> **Exercise description**:
Go through the data below and gather each line containing "time".

> **Material for this task**:
_ _ _ _ _ _ _
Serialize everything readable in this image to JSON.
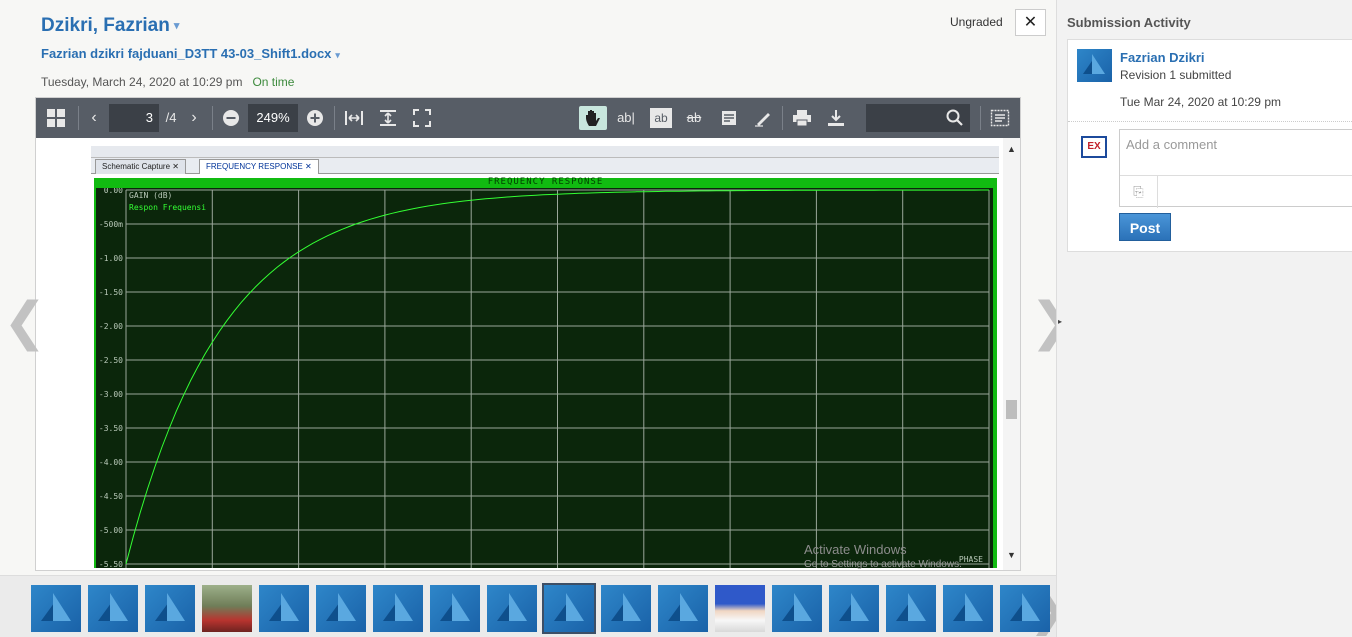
{
  "header": {
    "student_name": "Dzikri, Fazrian",
    "file_name": "Fazrian dzikri fajduani_D3TT 43-03_Shift1.docx",
    "submitted_date": "Tuesday, March 24, 2020 at 10:29 pm",
    "on_time": "On time",
    "grade_status": "Ungraded",
    "close_symbol": "✕",
    "caret": "▾"
  },
  "toolbar": {
    "page_current": "3",
    "page_total": "/4",
    "zoom": "249%",
    "search_value": "",
    "icons": [
      "thumbnails-icon",
      "prev-page-icon",
      "next-page-icon",
      "zoom-out-icon",
      "zoom-in-icon",
      "fit-width-icon",
      "fit-height-icon",
      "fullscreen-icon",
      "pan-icon",
      "text-select-icon",
      "highlight-text-icon",
      "strikethrough-icon",
      "note-icon",
      "draw-icon",
      "print-icon",
      "download-icon",
      "search-icon",
      "annotations-panel-icon"
    ]
  },
  "document": {
    "window_tabs": [
      "Schematic Capture",
      "FREQUENCY RESPONSE"
    ],
    "plot_header": "FREQUENCY  RESPONSE",
    "gain_label": "GAIN (dB)",
    "series_label": "Respon Frequensi",
    "phase_label": "PHASE",
    "y_ticks": [
      "0.00",
      "-500m",
      "-1.00",
      "-1.50",
      "-2.00",
      "-2.50",
      "-3.00",
      "-3.50",
      "-4.00",
      "-4.50",
      "-5.00",
      "-5.50"
    ],
    "watermark_line1": "Activate Windows",
    "watermark_line2": "Go to Settings to activate Windows."
  },
  "nav": {
    "prev_arrow": "❮",
    "next_arrow": "❯"
  },
  "thumbnails": {
    "count": 18,
    "selected_index": 9,
    "photo_indices": [
      3,
      12
    ],
    "next_arrow": "❯"
  },
  "sidebar": {
    "title": "Submission Activity",
    "toggle": "▸",
    "activity": {
      "name": "Fazrian Dzikri",
      "status": "Revision 1 submitted",
      "time": "Tue Mar 24, 2020 at 10:29 pm"
    },
    "comment_placeholder": "Add a comment",
    "post_label": "Post"
  },
  "colors": {
    "link_blue": "#2a6fb2",
    "plot_bg": "#0b260b",
    "plot_curve": "#33ff33",
    "toolbar_bg": "#575d66"
  }
}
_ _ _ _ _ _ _
> **Reply to the task**:
    "on_time": "On time",
      "time": "Tue Mar 24, 2020 at 10:29 pm"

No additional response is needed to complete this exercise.